Baar & Beards, Inc, was a ladies neckwear store established in New York City in 1941. Their “Top Hit” line of scarves and collars included many pearl embellished collars made in Japan after the war. Many of the vintage collars available today have their label.

We do know that we think this vintage accessory is a thing of beauty. They mark a specific fashion period but can bring a sense of vintage glamour to today’s fashion. They seem to bring fairly low prices online and are one of those things that we think should be better appreciated.

from: Kay Sanders: “Found this lovely silk shawl in a $5 box lot purchased from a couple that were downsizing in Jackson,Tn. We bought all the boxes they had and while a lot of it was just dishes,planters, and flea mkt items..a few gems like this shawl with floral embroidery were found.”

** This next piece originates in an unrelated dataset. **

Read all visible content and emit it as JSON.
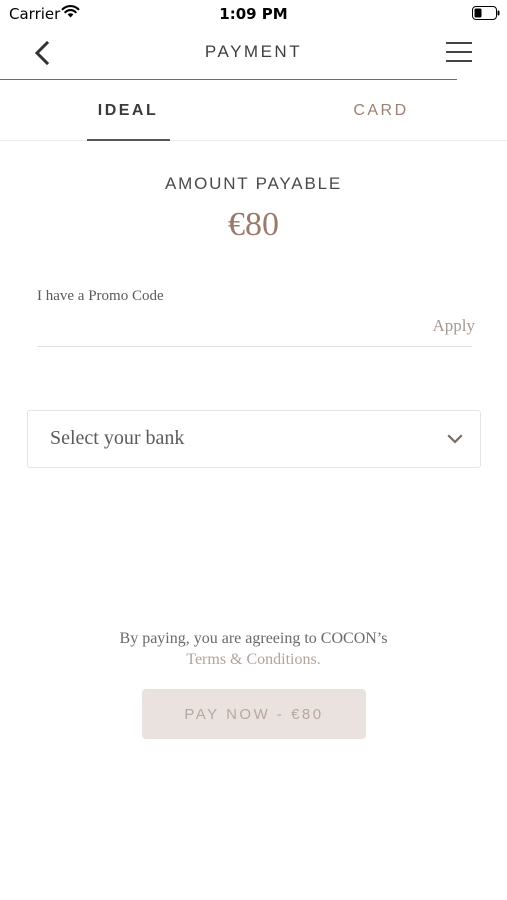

Silk piano scarves (or shawls) with beautiful embroidery were very popular in Edwardian homes and through the 1920’s. They mark that time when having a piano, especially a grand or baby grand, in the home was considered a mark of refinement. The scarves had long fringe and the embroidery provided enough weight to keep the scarf in place. They came in square, rectangular or triangular shapes. They also had a bohemian flavor in more fanciful decorating and were often thrown over sofas, chaise longues, chairs, and beds to provide a sense of mystery and luxury. At various points since their heyday over pianos they also were worn as actual shawls. They are beautiful.

ThePiano Performance Museum in Hunter, NY, has had an exhibit that included piano shawls.

Kay did well with her purchase of boxes!

from: Peter Kubarulis: “Grandmother’s silk embroidery 1908 at the age of 13,part of her dowry,one year before she was married (from Greece).”

There are few antiques or vintage objects that mean more to us than those made by our ancestors. We’d like to thank Peter for sharing this work of art. We can imagine his 13 year old grandmother learning embroidery stitches in Greece over a hundred years ago and making this with so much care.